MONTREAL -- A pair of surveys from the Quebec Institute of Public Health suggest that during the COVID-19 pandemic, Quebecers are in front of screens more, eating more junk food and having a harder time sleeping well, while at the same time, many Quebecers continue to hold private gatherings with people they don't live with despite public health guidelines.


A survey asking citizens about their adherence to health measures found that most are following public health authorities' directives, but that many are still skirting various rules.

For those 35 per cent of people who admitted to visiting other bubbles or having people over in the past seven days, 18 to 24-year-olds were most likely (44 per cent) followed by those 25 to 44 years old (42 per cent).

Twelve per cent of those surveyed also said they practiced sports indoors, and 13 per cent have travelled to another region of Quebec within the week despite the province's leaders urging its citizens to avoid both practices.

Almost one-in-five people (18 per cent) also said they have hugged someone they don't live with in the past week.

Overall, 19 per cent said they "sometimes" avoid private gatherings with multiple people they don't live with, six per cent said they "sometimes" do, and two per cent said they "never" avoid gatherings.

These numbers come despite 35 per cent of respondants saying they considered themselves at risk of contracting COVID-19.

The INSPQ reported that around 6,600 people responded to this survey.


Another INSPQ study found 45 per cent of Quebecers are more concerned about their weight than they were before the pandemic and that almost a third (28 per cent) are eating more junk food.

Unsurprisingly, almost two-thirds of those surveyed (64 per cent) said their screen time has increased.

However, 22 per cent of those surveyed said they are eating more fruit and vegetables.

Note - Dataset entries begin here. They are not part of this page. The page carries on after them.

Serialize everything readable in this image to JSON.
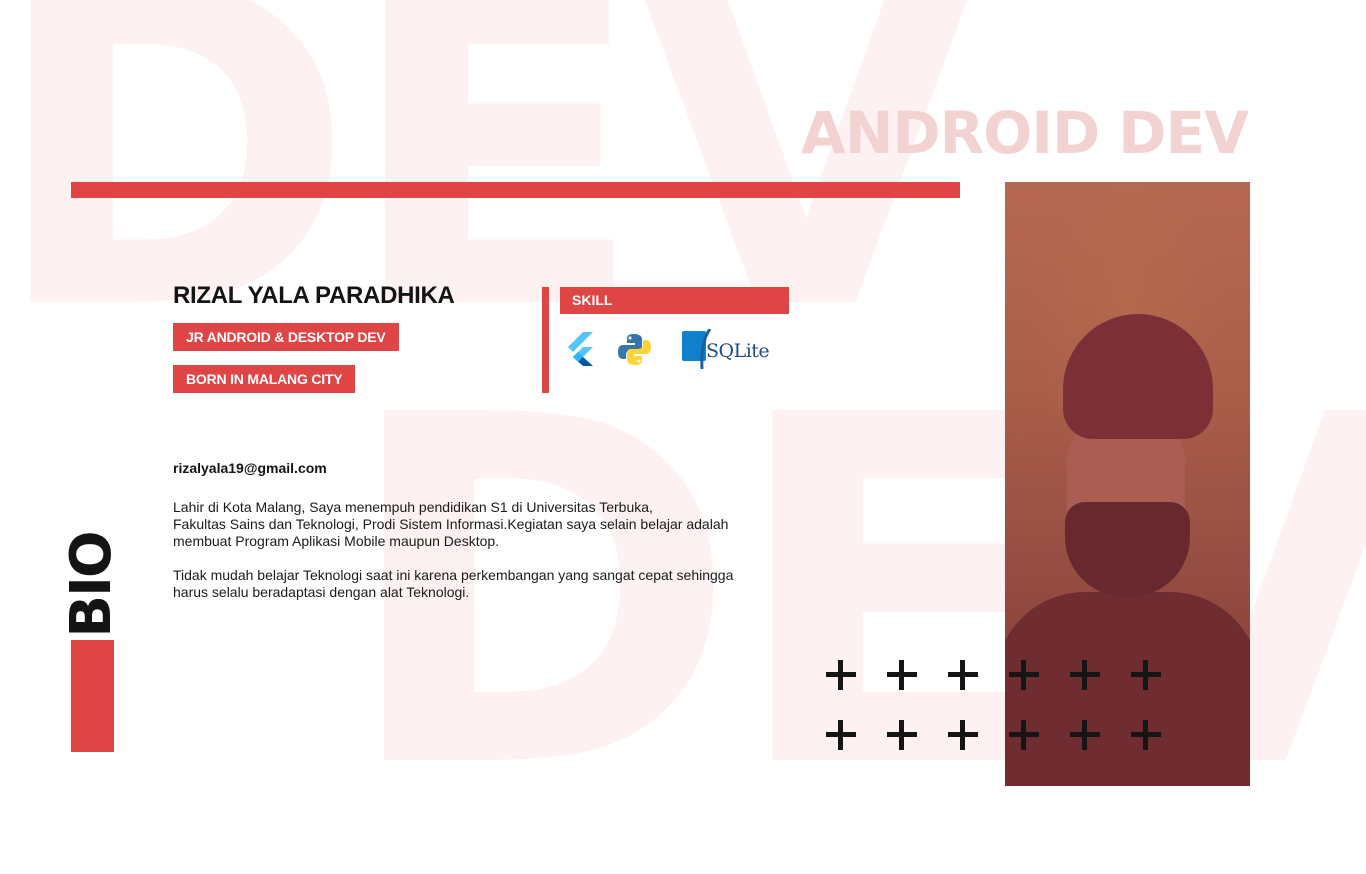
{
  "background": {
    "top_word": "DEV",
    "bottom_word": "DEV"
  },
  "headline": "ANDROID DEV",
  "profile": {
    "name": "RIZAL YALA PARADHIKA",
    "role_tag": "JR ANDROID & DESKTOP DEV",
    "born_tag": "BORN IN MALANG CITY"
  },
  "skills": {
    "title": "SKILL",
    "items": [
      {
        "icon": "flutter-icon"
      },
      {
        "icon": "python-icon"
      },
      {
        "icon": "sqlite-icon",
        "label": "SQLite"
      }
    ]
  },
  "contact": {
    "email": "rizalyala19@gmail.com"
  },
  "bio": {
    "section_label": "BIO",
    "paragraph_1_lines": [
      "Lahir di Kota Malang, Saya menempuh pendidikan S1 di Universitas Terbuka,",
      "Fakultas Sains dan Teknologi, Prodi Sistem Informasi.Kegiatan saya selain belajar adalah",
      "membuat Program Aplikasi Mobile maupun Desktop."
    ],
    "paragraph_2_lines": [
      "Tidak mudah belajar Teknologi saat ini karena perkembangan yang sangat cepat sehingga",
      "harus selalu beradaptasi dengan alat Teknologi."
    ]
  },
  "decor": {
    "plus_rows": 2,
    "plus_cols": 6,
    "plus_color": "#151515"
  },
  "colors": {
    "accent": "#e04545",
    "headline": "#f3d2d2",
    "background_word": "#fdf1f1",
    "text": "#141414"
  }
}
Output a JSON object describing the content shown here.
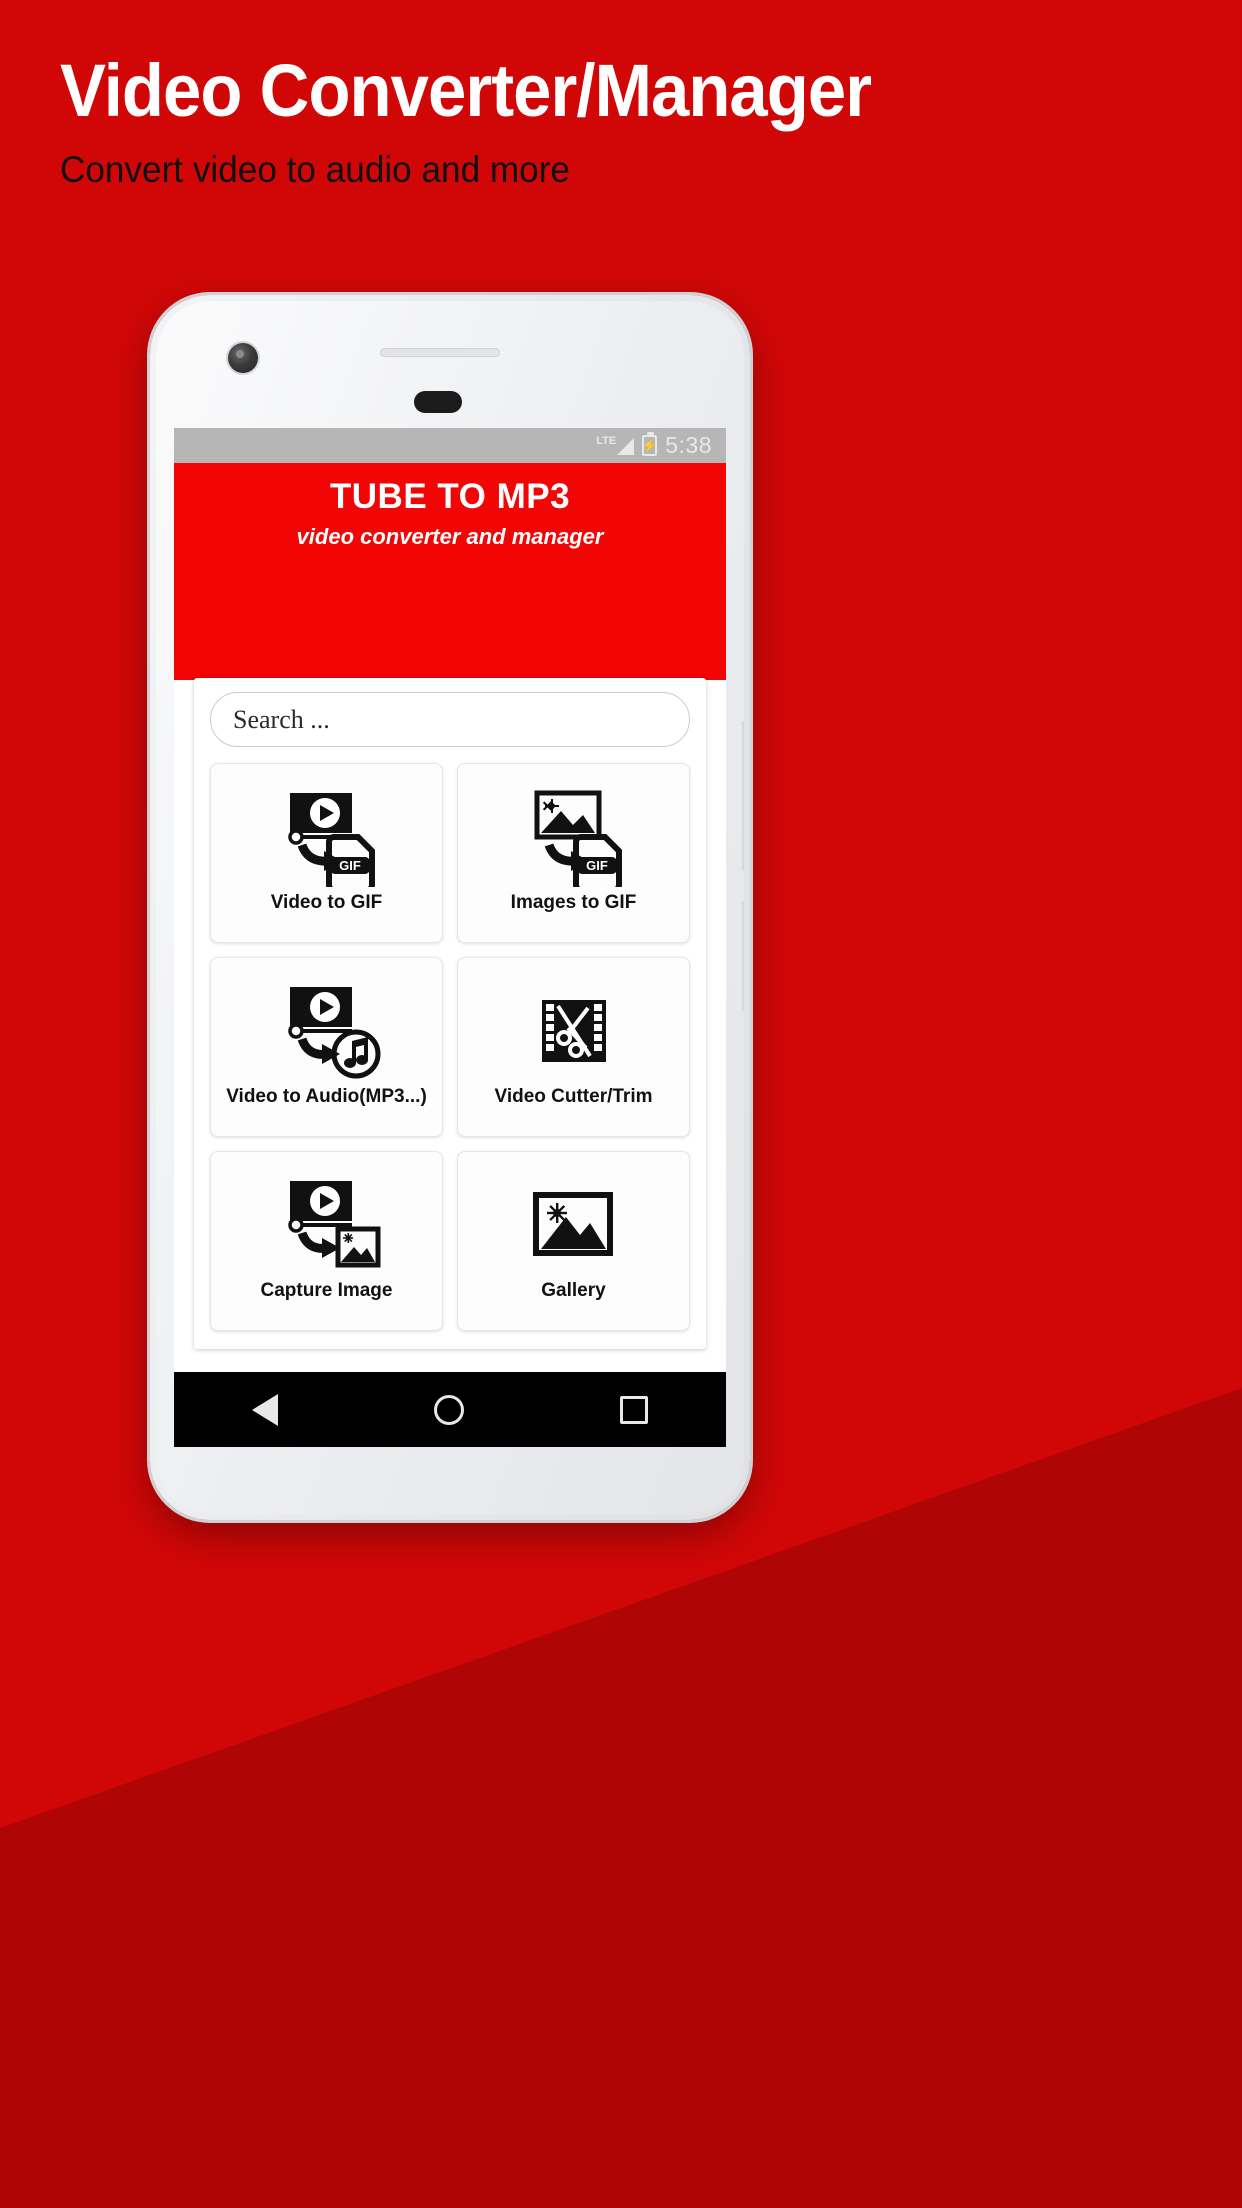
{
  "promo": {
    "title": "Video Converter/Manager",
    "subtitle": "Convert video to audio and more",
    "title_color": "#ffffff",
    "subtitle_color": "#111111",
    "background_color": "#d10707"
  },
  "statusbar": {
    "network_label": "LTE",
    "signal_icon": "signal-bars-icon",
    "battery_icon": "battery-charging-icon",
    "battery_bolt": "⚡",
    "time": "5:38",
    "background_color": "#b6b6b6"
  },
  "app_header": {
    "title": "TUBE TO MP3",
    "subtitle": "video converter and manager",
    "accent_color": "#f20505"
  },
  "search": {
    "placeholder": "Search ...",
    "value": "",
    "icon": "search-icon"
  },
  "grid": {
    "rows": [
      [
        {
          "label": "Video to GIF",
          "icon": "video-to-gif-icon"
        },
        {
          "label": "Images to GIF",
          "icon": "images-to-gif-icon"
        }
      ],
      [
        {
          "label": "Video to Audio(MP3...)",
          "icon": "video-to-audio-icon"
        },
        {
          "label": "Video Cutter/Trim",
          "icon": "film-scissors-icon"
        }
      ],
      [
        {
          "label": "Capture Image",
          "icon": "video-to-image-icon"
        },
        {
          "label": "Gallery",
          "icon": "gallery-image-icon"
        }
      ]
    ]
  },
  "navbar": {
    "back_label": "Back",
    "home_label": "Home",
    "recents_label": "Recents",
    "back_icon": "triangle-back-icon",
    "home_icon": "circle-home-icon",
    "recents_icon": "square-recents-icon"
  }
}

When it comes to physical exercise, 38 per cent said their physical activities have decreased, while 21 per cent said they have increased during the health crisis.

Sleep, predictably, has also been affected by the crisis with 36 per cent of respondents saying the quality of their sleep has diminished.

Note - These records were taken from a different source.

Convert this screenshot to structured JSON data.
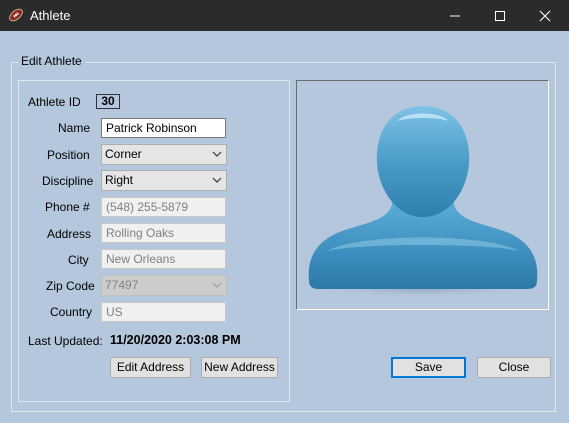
{
  "window": {
    "title": "Athlete",
    "icon": "football-icon",
    "controls": [
      "minimize",
      "maximize",
      "close"
    ]
  },
  "group": {
    "legend": "Edit Athlete"
  },
  "form": {
    "athlete_id": {
      "label": "Athlete ID",
      "value": "30"
    },
    "name": {
      "label": "Name",
      "value": "Patrick Robinson"
    },
    "position": {
      "label": "Position",
      "value": "Corner"
    },
    "discipline": {
      "label": "Discipline",
      "value": "Right"
    },
    "phone": {
      "label": "Phone #",
      "value": "(548) 255-5879"
    },
    "address": {
      "label": "Address",
      "value": "Rolling Oaks"
    },
    "city": {
      "label": "City",
      "value": "New Orleans"
    },
    "zip": {
      "label": "Zip Code",
      "value": "77497"
    },
    "country": {
      "label": "Country",
      "value": "US"
    },
    "last_updated": {
      "label": "Last Updated:",
      "value": "11/20/2020 2:03:08 PM"
    }
  },
  "buttons": {
    "edit_address": "Edit Address",
    "new_address": "New Address",
    "save": "Save",
    "close": "Close"
  },
  "photo": {
    "icon": "person-silhouette-icon"
  },
  "colors": {
    "background": "#b4c7dc",
    "titlebar": "#2b2b2b",
    "silhouette": "#4a9cc8",
    "accent": "#0078d7"
  }
}
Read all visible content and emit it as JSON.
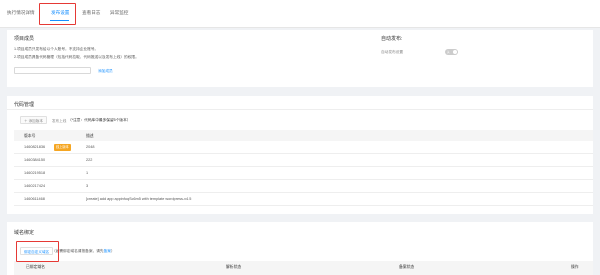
{
  "tabs": [
    {
      "label": "执行情况详情"
    },
    {
      "label": "发布设置"
    },
    {
      "label": "查看日志"
    },
    {
      "label": "异常监控"
    }
  ],
  "members": {
    "title": "项目成员",
    "note1": "1.项目成员只发布给以个人账号，不支持企业账号。",
    "note2": "2.项目成员具备代码管理（包括代码拉取、代码推送以及发布上线）的权限。",
    "input_placeholder": "",
    "add_label": "添加成员"
  },
  "auto_release": {
    "title": "自动发布:",
    "label": "自动发布设置",
    "switch_text": "关"
  },
  "code": {
    "title": "代码管理",
    "add_version_label": "添加版本",
    "unpublish_label": "发布上线",
    "hint": "（*注意：代码库中最多保留5个版本）",
    "columns": [
      "版本号",
      "描述"
    ],
    "rows": [
      {
        "version": "1460821836",
        "badge": "线上版本",
        "desc": "2048"
      },
      {
        "version": "1460384150",
        "badge": "",
        "desc": "222"
      },
      {
        "version": "1460219518",
        "badge": "",
        "desc": "1"
      },
      {
        "version": "1460217424",
        "badge": "",
        "desc": "3"
      },
      {
        "version": "1460611468",
        "badge": "",
        "desc": "[create] add app appinfoqSc6m5 with template wordpress-v4.5"
      }
    ]
  },
  "domain": {
    "title": "域名绑定",
    "bind_button": "绑定自定义域名",
    "hint_prefix": "（如需绑定域名请按备案，请先",
    "hint_link": "备案",
    "hint_suffix": "）",
    "columns": [
      "已绑定域名",
      "解析状态",
      "备案状态",
      "操作"
    ]
  },
  "colors": {
    "accent": "#1890ff",
    "highlight": "#e53935",
    "badge": "#f5a623"
  }
}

This lack of quality sleep is seen most in 18 to 24-year-olds with 46 per cent saying they haven't been getting a good night's sleep during the pandemic.  

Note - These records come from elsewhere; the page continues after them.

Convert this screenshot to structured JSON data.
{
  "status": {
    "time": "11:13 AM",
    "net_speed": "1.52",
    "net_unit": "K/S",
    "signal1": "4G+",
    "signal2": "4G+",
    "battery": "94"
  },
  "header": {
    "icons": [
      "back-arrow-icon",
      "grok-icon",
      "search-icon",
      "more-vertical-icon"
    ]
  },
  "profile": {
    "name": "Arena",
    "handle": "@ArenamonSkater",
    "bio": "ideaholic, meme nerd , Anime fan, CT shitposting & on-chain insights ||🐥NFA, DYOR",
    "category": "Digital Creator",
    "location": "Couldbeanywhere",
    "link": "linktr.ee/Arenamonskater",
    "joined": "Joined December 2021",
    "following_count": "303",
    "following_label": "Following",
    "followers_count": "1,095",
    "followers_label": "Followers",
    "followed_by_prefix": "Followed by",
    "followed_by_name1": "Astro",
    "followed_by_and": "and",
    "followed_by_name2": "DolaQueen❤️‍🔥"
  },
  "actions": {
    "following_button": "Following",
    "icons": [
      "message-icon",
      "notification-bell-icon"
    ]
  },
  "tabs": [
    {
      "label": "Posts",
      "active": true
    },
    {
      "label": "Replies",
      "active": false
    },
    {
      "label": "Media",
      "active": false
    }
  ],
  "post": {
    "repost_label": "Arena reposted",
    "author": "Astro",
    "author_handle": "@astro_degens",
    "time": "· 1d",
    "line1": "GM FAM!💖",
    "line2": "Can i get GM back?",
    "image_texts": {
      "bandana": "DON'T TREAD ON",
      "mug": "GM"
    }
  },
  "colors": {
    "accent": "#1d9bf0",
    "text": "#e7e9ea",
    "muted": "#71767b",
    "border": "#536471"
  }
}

The INSPQ said around 3,300 adults have responded weekly to the 60-question survey since July 1.